START Supplied data
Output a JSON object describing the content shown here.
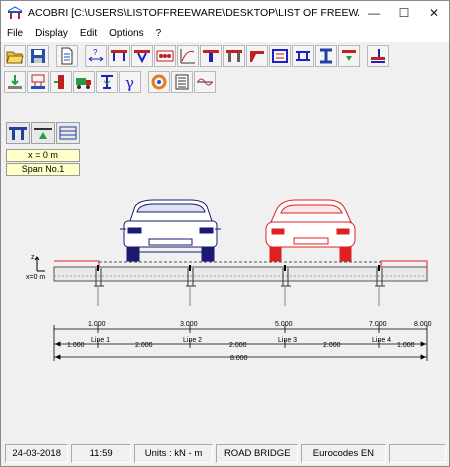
{
  "window": {
    "title": "ACOBRI [C:\\USERS\\LISTOFFREEWARE\\DESKTOP\\LIST OF FREEWARE.APM]"
  },
  "menu": [
    "File",
    "Display",
    "Edit",
    "Options",
    "?"
  ],
  "panel": {
    "position": "x = 0 m",
    "span": "Span No.1"
  },
  "drawing": {
    "vertical_label": "z",
    "origin_label": "x=0 m",
    "distance_labels": [
      "1.000",
      "3.000",
      "5.000",
      "7.000",
      "8.000"
    ],
    "line_labels": [
      "Line 1",
      "Line 2",
      "Line 3",
      "Line 4"
    ],
    "spacing_labels": [
      "1.000",
      "2.000",
      "2.000",
      "2.000",
      "1.000"
    ],
    "total_label": "8.000"
  },
  "status": {
    "date": "24-03-2018",
    "time": "11:59",
    "units": "Units : kN - m",
    "mode": "ROAD BRIDGE",
    "code": "Eurocodes EN"
  },
  "colors": {
    "left_car": "#1a1a70",
    "right_car": "#e02020",
    "accent": "#2020c0"
  }
}
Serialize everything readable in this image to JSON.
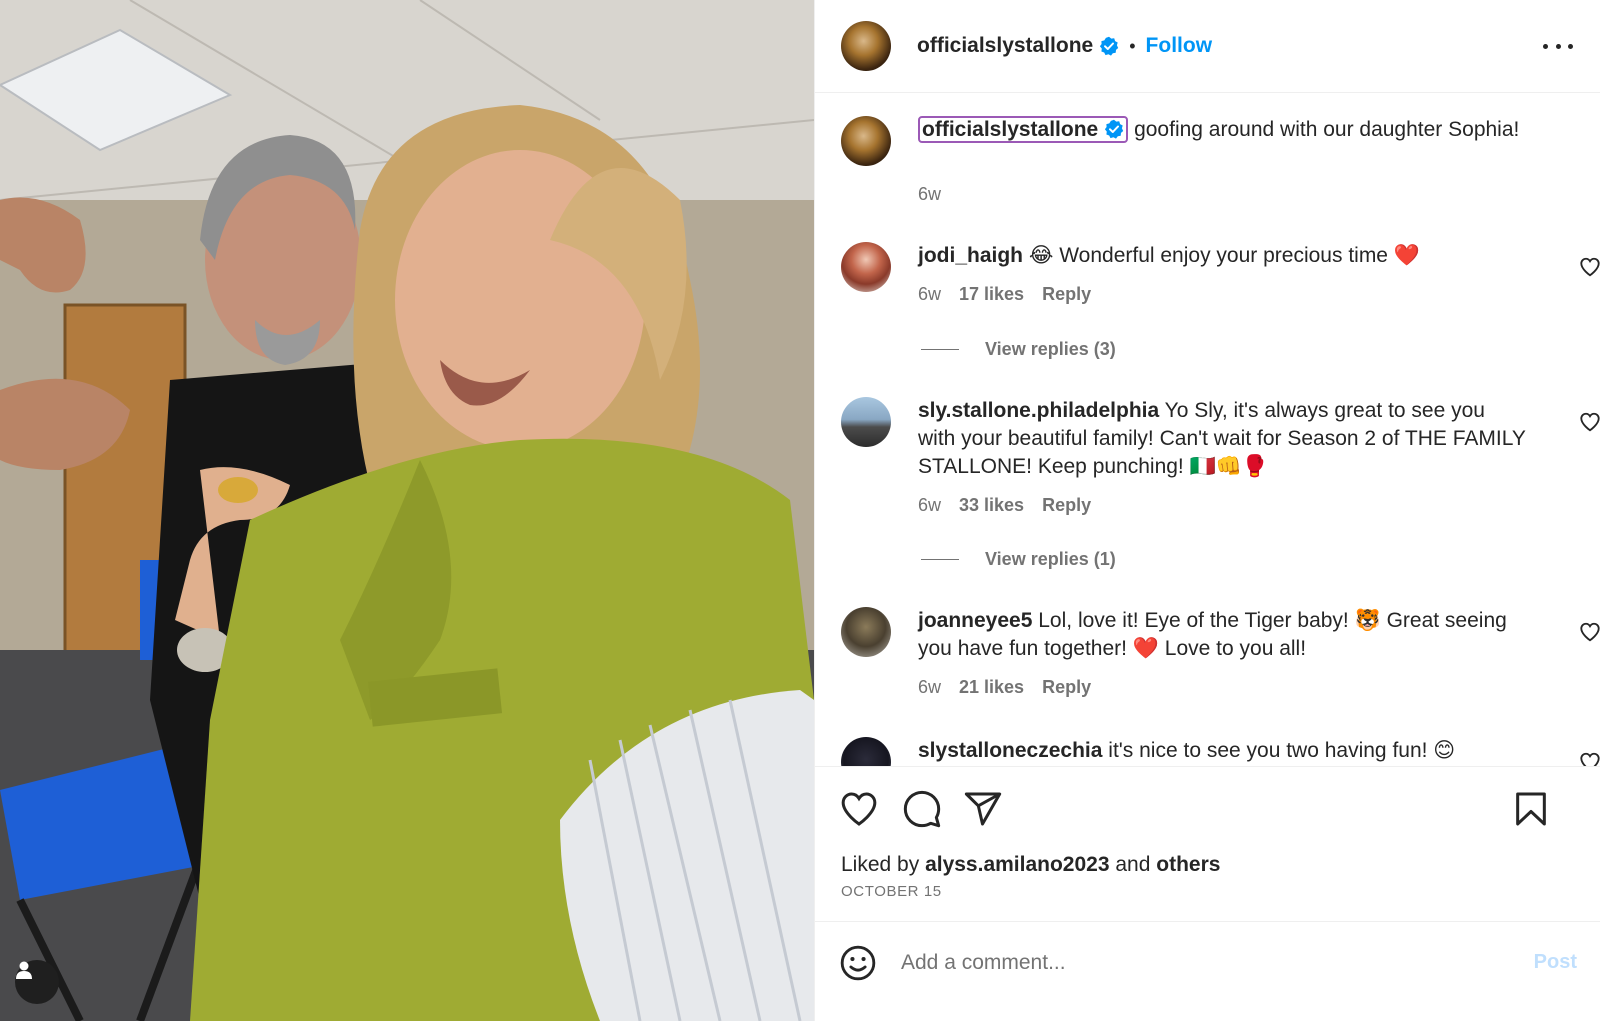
{
  "post": {
    "author": "officialslystallone",
    "follow_label": "Follow",
    "separator": "•"
  },
  "caption": {
    "username": "officialslystallone",
    "text": "goofing around with our daughter Sophia!",
    "time": "6w"
  },
  "comments": [
    {
      "username": "jodi_haigh",
      "text": "😂 Wonderful enjoy your precious time ❤️",
      "time": "6w",
      "likes": "17 likes",
      "reply_label": "Reply",
      "view_replies": "View replies (3)"
    },
    {
      "username": "sly.stallone.philadelphia",
      "text": "Yo Sly, it's always great to see you with your beautiful family! Can't wait for Season 2 of THE FAMILY STALLONE! Keep punching! 🇮🇹👊🥊",
      "time": "6w",
      "likes": "33 likes",
      "reply_label": "Reply",
      "view_replies": "View replies (1)"
    },
    {
      "username": "joanneyee5",
      "text": "Lol, love it! Eye of the Tiger baby! 🐯 Great seeing you have fun together! ❤️ Love to you all!",
      "time": "6w",
      "likes": "21 likes",
      "reply_label": "Reply"
    },
    {
      "username": "slystalloneczechia",
      "text": "it's nice to see you two having fun! 😊"
    }
  ],
  "actions": {
    "liked_by_prefix": "Liked by",
    "liked_by_user": "alyss.amilano2023",
    "liked_by_and": "and",
    "liked_by_others": "others",
    "date": "OCTOBER 15"
  },
  "add_comment": {
    "placeholder": "Add a comment...",
    "post_label": "Post"
  },
  "colors": {
    "link_blue": "#0095f6",
    "verified_blue": "#0095f6",
    "post_disabled": "#c0dffd",
    "muted_text": "#737373",
    "caption_highlight": "#9b59b6"
  },
  "icons": [
    "verified-icon",
    "more-options-icon",
    "heart-icon",
    "comment-icon",
    "share-icon",
    "bookmark-icon",
    "emoji-icon",
    "user-tag-icon"
  ]
}
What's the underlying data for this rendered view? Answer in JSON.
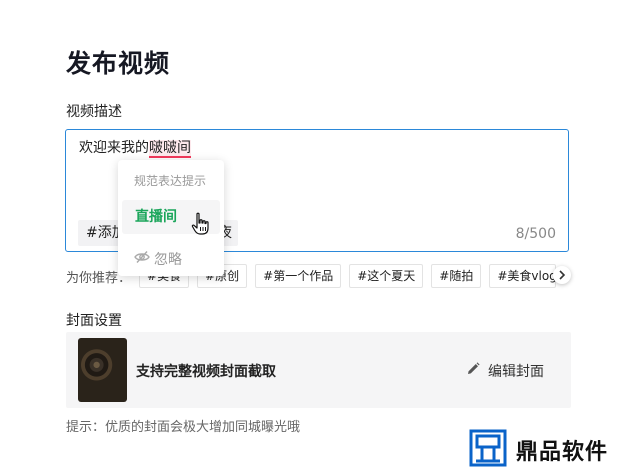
{
  "page": {
    "title": "发布视频"
  },
  "description": {
    "label": "视频描述",
    "text_prefix": "欢迎来我的",
    "text_highlight": "啵啵间",
    "tag_add_label": "#添加",
    "tag_tail_label": "夜",
    "counter": "8/500"
  },
  "suggest_popup": {
    "hint": "规范表达提示",
    "option": "直播间",
    "ignore_label": "忽略"
  },
  "recommend": {
    "label": "为你推荐：",
    "tags": [
      "#美食",
      "#原创",
      "#第一个作品",
      "#这个夏天",
      "#随拍",
      "#美食vlog"
    ]
  },
  "cover": {
    "label": "封面设置",
    "title": "支持完整视频封面截取",
    "edit_label": "编辑封面",
    "hint": "提示：优质的封面会极大增加同城曝光哦"
  },
  "watermark": {
    "text": "鼎品软件"
  },
  "colors": {
    "accent_blue": "#2b88d9",
    "suggest_green": "#1aa55a",
    "highlight_red": "#f2385a"
  }
}
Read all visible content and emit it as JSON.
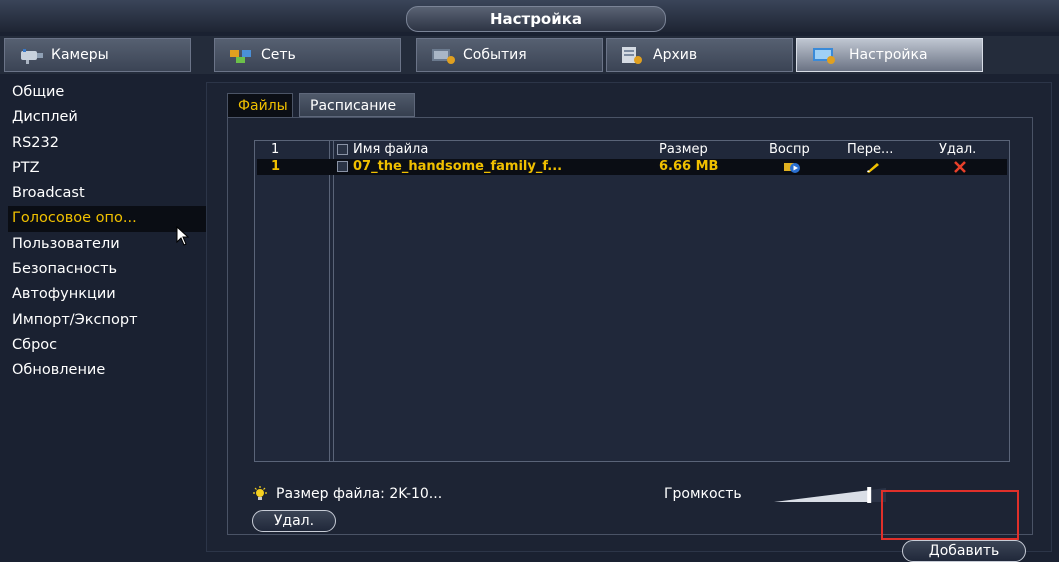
{
  "title": "Настройка",
  "nav": [
    {
      "label": "Камеры",
      "icon": "camera-icon",
      "active": false
    },
    {
      "label": "Сеть",
      "icon": "network-icon",
      "active": false
    },
    {
      "label": "События",
      "icon": "events-icon",
      "active": false
    },
    {
      "label": "Архив",
      "icon": "archive-icon",
      "active": false
    },
    {
      "label": "Настройка",
      "icon": "settings-icon",
      "active": true
    }
  ],
  "sidebar": {
    "items": [
      {
        "label": "Общие"
      },
      {
        "label": "Дисплей"
      },
      {
        "label": "RS232"
      },
      {
        "label": "PTZ"
      },
      {
        "label": "Broadcast"
      },
      {
        "label": "Голосовое опо...",
        "active": true
      },
      {
        "label": "Пользователи"
      },
      {
        "label": "Безопасность"
      },
      {
        "label": "Автофункции"
      },
      {
        "label": "Импорт/Экспорт"
      },
      {
        "label": "Сброс"
      },
      {
        "label": "Обновление"
      }
    ]
  },
  "subtabs": {
    "files": "Файлы",
    "schedule": "Расписание"
  },
  "table": {
    "headers": {
      "num": "1",
      "name": "Имя файла",
      "size": "Размер",
      "play": "Воспр",
      "rename": "Пере...",
      "delete": "Удал."
    },
    "rows": [
      {
        "num": "1",
        "name": "07_the_handsome_family_f...",
        "size": "6.66 MB"
      }
    ]
  },
  "footer": {
    "hint": "Размер файла: 2K-10...",
    "volume_label": "Громкость",
    "volume_level": 0.85,
    "delete_button": "Удал.",
    "add_button": "Добавить"
  },
  "colors": {
    "accent": "#f0c000",
    "highlight": "#e0302a",
    "background": "#1a2131"
  }
}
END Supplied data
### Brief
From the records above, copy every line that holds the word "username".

### Output for this task
    "username": "officialslystallone",
      "username": "jodi_haigh",
      "username": "sly.stallone.philadelphia",
      "username": "joanneyee5",
      "username": "slystalloneczechia",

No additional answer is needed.